(Stored items)
>>>>>

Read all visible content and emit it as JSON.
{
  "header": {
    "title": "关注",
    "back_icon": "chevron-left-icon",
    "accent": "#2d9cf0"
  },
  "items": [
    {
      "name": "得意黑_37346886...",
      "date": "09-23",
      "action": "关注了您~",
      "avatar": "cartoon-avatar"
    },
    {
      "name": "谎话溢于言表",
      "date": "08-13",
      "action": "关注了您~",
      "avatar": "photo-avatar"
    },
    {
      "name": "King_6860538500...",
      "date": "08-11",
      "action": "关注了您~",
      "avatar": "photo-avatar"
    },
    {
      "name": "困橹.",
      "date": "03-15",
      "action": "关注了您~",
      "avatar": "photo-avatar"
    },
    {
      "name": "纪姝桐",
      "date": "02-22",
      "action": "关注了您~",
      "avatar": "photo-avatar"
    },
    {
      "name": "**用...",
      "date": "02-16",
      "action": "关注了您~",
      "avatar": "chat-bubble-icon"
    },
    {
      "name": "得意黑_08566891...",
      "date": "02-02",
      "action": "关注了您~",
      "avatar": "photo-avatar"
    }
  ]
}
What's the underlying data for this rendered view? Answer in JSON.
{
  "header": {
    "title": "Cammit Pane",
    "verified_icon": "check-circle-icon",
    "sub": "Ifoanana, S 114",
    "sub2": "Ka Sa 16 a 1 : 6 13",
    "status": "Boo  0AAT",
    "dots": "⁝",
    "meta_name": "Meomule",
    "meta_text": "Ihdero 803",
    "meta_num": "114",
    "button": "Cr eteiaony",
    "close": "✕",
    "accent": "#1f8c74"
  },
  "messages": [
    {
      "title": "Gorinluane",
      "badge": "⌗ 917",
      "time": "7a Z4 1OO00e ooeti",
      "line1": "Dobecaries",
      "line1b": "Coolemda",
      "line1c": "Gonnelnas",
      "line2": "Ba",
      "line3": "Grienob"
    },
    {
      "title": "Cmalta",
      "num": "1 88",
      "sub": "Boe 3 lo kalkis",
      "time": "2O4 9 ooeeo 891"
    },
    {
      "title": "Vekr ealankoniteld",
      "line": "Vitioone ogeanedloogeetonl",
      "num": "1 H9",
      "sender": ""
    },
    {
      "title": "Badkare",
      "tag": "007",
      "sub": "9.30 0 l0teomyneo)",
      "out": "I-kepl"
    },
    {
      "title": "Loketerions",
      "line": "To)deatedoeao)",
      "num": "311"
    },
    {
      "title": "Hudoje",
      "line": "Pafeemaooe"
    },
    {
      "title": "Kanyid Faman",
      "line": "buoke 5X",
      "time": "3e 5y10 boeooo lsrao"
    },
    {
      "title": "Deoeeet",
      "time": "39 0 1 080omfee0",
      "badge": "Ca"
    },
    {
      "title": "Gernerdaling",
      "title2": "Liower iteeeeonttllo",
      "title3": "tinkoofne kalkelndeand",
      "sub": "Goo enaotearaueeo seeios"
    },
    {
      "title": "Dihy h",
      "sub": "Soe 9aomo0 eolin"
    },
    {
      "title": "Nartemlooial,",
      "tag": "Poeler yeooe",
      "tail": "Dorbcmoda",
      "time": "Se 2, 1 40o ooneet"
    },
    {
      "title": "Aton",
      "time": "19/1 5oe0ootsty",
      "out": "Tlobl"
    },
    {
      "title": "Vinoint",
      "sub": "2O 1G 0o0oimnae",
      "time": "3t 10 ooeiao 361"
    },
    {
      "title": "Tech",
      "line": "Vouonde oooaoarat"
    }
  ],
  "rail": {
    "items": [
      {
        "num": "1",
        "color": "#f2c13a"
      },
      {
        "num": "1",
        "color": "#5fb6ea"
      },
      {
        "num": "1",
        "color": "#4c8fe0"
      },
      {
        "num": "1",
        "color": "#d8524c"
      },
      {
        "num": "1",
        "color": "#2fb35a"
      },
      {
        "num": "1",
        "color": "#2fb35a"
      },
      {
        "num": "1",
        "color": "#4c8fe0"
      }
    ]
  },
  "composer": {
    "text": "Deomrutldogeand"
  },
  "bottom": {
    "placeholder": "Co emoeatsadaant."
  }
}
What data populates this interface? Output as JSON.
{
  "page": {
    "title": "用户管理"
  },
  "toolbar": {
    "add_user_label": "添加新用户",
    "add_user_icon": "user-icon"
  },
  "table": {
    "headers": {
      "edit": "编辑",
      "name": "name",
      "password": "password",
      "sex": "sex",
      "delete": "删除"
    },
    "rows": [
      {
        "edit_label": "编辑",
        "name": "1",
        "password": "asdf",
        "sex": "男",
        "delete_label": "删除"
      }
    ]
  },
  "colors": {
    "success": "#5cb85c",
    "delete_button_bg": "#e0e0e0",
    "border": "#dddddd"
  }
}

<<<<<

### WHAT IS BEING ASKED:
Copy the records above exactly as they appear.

### RESULT FOR THIS TASK:
Read all visible content and emit it as JSON.
{
  "header": {
    "title": "关注",
    "back_icon": "chevron-left-icon",
    "accent": "#2d9cf0"
  },
  "items": [
    {
      "name": "得意黑_37346886...",
      "date": "09-23",
      "action": "关注了您~",
      "avatar": "cartoon-avatar"
    },
    {
      "name": "谎话溢于言表",
      "date": "08-13",
      "action": "关注了您~",
      "avatar": "photo-avatar"
    },
    {
      "name": "King_6860538500...",
      "date": "08-11",
      "action": "关注了您~",
      "avatar": "photo-avatar"
    },
    {
      "name": "困橹.",
      "date": "03-15",
      "action": "关注了您~",
      "avatar": "photo-avatar"
    },
    {
      "name": "纪姝桐",
      "date": "02-22",
      "action": "关注了您~",
      "avatar": "photo-avatar"
    },
    {
      "name": "**用...",
      "date": "02-16",
      "action": "关注了您~",
      "avatar": "chat-bubble-icon"
    },
    {
      "name": "得意黑_08566891...",
      "date": "02-02",
      "action": "关注了您~",
      "avatar": "photo-avatar"
    }
  ]
}
What's the underlying data for this rendered view? Answer in JSON.
{
  "header": {
    "title": "Cammit Pane",
    "verified_icon": "check-circle-icon",
    "sub": "Ifoanana, S 114",
    "sub2": "Ka Sa 16 a 1 : 6 13",
    "status": "Boo  0AAT",
    "dots": "⁝",
    "meta_name": "Meomule",
    "meta_text": "Ihdero 803",
    "meta_num": "114",
    "button": "Cr eteiaony",
    "close": "✕",
    "accent": "#1f8c74"
  },
  "messages": [
    {
      "title": "Gorinluane",
      "badge": "⌗ 917",
      "time": "7a Z4 1OO00e ooeti",
      "line1": "Dobecaries",
      "line1b": "Coolemda",
      "line1c": "Gonnelnas",
      "line2": "Ba",
      "line3": "Grienob"
    },
    {
      "title": "Cmalta",
      "num": "1 88",
      "sub": "Boe 3 lo kalkis",
      "time": "2O4 9 ooeeo 891"
    },
    {
      "title": "Vekr ealankoniteld",
      "line": "Vitioone ogeanedloogeetonl",
      "num": "1 H9",
      "sender": ""
    },
    {
      "title": "Badkare",
      "tag": "007",
      "sub": "9.30 0 l0teomyneo)",
      "out": "I-kepl"
    },
    {
      "title": "Loketerions",
      "line": "To)deatedoeao)",
      "num": "311"
    },
    {
      "title": "Hudoje",
      "line": "Pafeemaooe"
    },
    {
      "title": "Kanyid Faman",
      "line": "buoke 5X",
      "time": "3e 5y10 boeooo lsrao"
    },
    {
      "title": "Deoeeet",
      "time": "39 0 1 080omfee0",
      "badge": "Ca"
    },
    {
      "title": "Gernerdaling",
      "title2": "Liower iteeeeonttllo",
      "title3": "tinkoofne kalkelndeand",
      "sub": "Goo enaotearaueeo seeios"
    },
    {
      "title": "Dihy h",
      "sub": "Soe 9aomo0 eolin"
    },
    {
      "title": "Nartemlooial,",
      "tag": "Poeler yeooe",
      "tail": "Dorbcmoda",
      "time": "Se 2, 1 40o ooneet"
    },
    {
      "title": "Aton",
      "time": "19/1 5oe0ootsty",
      "out": "Tlobl"
    },
    {
      "title": "Vinoint",
      "sub": "2O 1G 0o0oimnae",
      "time": "3t 10 ooeiao 361"
    },
    {
      "title": "Tech",
      "line": "Vouonde oooaoarat"
    }
  ],
  "rail": {
    "items": [
      {
        "num": "1",
        "color": "#f2c13a"
      },
      {
        "num": "1",
        "color": "#5fb6ea"
      },
      {
        "num": "1",
        "color": "#4c8fe0"
      },
      {
        "num": "1",
        "color": "#d8524c"
      },
      {
        "num": "1",
        "color": "#2fb35a"
      },
      {
        "num": "1",
        "color": "#2fb35a"
      },
      {
        "num": "1",
        "color": "#4c8fe0"
      }
    ]
  },
  "composer": {
    "text": "Deomrutldogeand"
  },
  "bottom": {
    "placeholder": "Co emoeatsadaant."
  }
}
What data populates this interface? Output as JSON.
{
  "page": {
    "title": "用户管理"
  },
  "toolbar": {
    "add_user_label": "添加新用户",
    "add_user_icon": "user-icon"
  },
  "table": {
    "headers": {
      "edit": "编辑",
      "name": "name",
      "password": "password",
      "sex": "sex",
      "delete": "删除"
    },
    "rows": [
      {
        "edit_label": "编辑",
        "name": "1",
        "password": "asdf",
        "sex": "男",
        "delete_label": "删除"
      }
    ]
  },
  "colors": {
    "success": "#5cb85c",
    "delete_button_bg": "#e0e0e0",
    "border": "#dddddd"
  }
}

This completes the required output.